Mr. Tully: Yes, if the Deputy has not got all that information I will give him as much as possible.

17. Mr. Faulkner asked the Minister for Local Government the total savings in the current year arising from the withdrawal of private housing grants.

18. Mr. Faulkner asked the Minister for Local Government if he will confirm that the grants for private new houses will be paid where the foundations were laid prior to 1st January, 1976, whether or not formal application for the grant was made to his Department.

19. Mr. Callanan asked the Minister for Local Government if a person who has completed building a new house before 1st January, 1976, but has not applied for a local government grant and does not qualify for a local authority grant, will be paid his local government grant if he applies now.
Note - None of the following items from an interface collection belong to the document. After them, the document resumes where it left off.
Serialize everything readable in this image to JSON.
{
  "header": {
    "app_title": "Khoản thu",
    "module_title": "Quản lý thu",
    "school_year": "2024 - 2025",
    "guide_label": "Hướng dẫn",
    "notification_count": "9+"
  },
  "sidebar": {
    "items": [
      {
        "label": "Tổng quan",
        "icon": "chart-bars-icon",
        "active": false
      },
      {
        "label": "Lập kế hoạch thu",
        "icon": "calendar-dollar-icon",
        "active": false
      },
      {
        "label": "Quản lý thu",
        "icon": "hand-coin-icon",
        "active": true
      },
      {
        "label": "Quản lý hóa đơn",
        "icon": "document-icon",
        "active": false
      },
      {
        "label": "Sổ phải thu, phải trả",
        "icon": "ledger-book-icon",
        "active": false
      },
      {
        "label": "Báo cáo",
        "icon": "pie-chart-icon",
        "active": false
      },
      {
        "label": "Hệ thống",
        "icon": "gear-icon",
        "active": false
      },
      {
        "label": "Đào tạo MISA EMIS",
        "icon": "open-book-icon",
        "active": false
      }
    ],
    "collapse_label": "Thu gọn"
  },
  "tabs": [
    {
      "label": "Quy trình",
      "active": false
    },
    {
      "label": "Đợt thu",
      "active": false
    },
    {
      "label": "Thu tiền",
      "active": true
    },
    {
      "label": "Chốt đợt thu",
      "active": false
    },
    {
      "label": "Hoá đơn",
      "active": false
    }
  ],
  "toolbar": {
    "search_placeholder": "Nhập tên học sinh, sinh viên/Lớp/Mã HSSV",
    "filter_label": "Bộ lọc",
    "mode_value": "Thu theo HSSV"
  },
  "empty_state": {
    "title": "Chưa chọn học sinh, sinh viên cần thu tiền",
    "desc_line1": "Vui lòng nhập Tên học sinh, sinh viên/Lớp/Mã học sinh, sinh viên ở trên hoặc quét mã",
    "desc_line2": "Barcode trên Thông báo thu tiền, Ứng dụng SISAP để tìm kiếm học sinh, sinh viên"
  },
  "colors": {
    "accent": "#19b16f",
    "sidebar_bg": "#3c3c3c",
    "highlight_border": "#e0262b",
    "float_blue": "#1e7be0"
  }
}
Mr. Tully: I propose with the permission of the Ceann Comhairle to answer Questions Nos. 17, 18 and 19 together.

It is estimated that there will be a saving of about £750,000 this year arising from the Government's decision to restrict new house grants to applicants who are eligible for supplementary grants from local authorities. Grants will continue to be allocated and paid to such applicants, irrespective of when the work commenced or when the application for grant was made. As already announced, in any other case, the State grant will not be payable unless a formal application for a grant was received [344] on or before 31st December, 1975.

Mr. Moore: What was the figure saved?

Mr. Tully: £750,000.

Mr. Callanan: I was disappointed that the Minister did not increase the grant. Is the Minister aware that many people who had completed their houses did not apply for the grant because they were expecting that the grant would be increased on a certain date?

Mr. Tully: One of the conditions about grants is that the applicant must apply before he starts constructing the house. A system has been built up over the years whereby some people wait but I imagine that a person who can afford to wait for £325 until after he is living in his house is not very badly off or very much in need of the grant. I imagine that if he was short of cash he would apply earlier for the grant.

Mr. Callanan: Such people were waiting for the Minister to make an announcement and they expected that the Minister would increase the grants. I told people that they could expect the grants to be increased. During the last 18 months I have been asking questions about housing grants and I was very disappointed when the Minister dropped this bombshell.

Mr. Ray Burke: Would the Minister agree to reconsider this and to change the regulation to accommodate applicants who had laid foundations? Many foundations were laid during December and I am sure the Minister realises that prior to Christmas it was difficult for people to fill in forms.

Mr. Tully: Did the Deputy not say that no houses were being built?

Mr. Ray Burke: Many people left their applications over until after Christmas and for this reason would he not agree to change the regulation?

Mr. Tully: I am sorry, I cannot change it.

[345] Mr. Spring: Is the Minister aware that when former Minister Kevin Boland, was in charge of the Department of Local Government any house costing more than £6,000 did not qualify for a grant? Some of the houses which qualified for State grants were being sold for more than £20,000?

Mr. P. Belton: It was only pocket-money for the builders.

Mr. Callanan: Surely the Minister is aware that house prices have increased by more than 50 per cent?

20. Mr. Faulkner asked the Minister for Local Government the number of grant applications for private new houses; and the total amount expected to be paid in respect of these applications at present with his Department.

Mr. Tully: It is assumed that the question refers to the year 1975. Statistics of grant applications are not readily available in my Department, but grants were allocated for 16,570 houses in that year. All grants allocated will be paid if and when the houses concerned are completed satisfactorily.

It is expected that new house grant payments in 1976 will total approximately £4.75 million.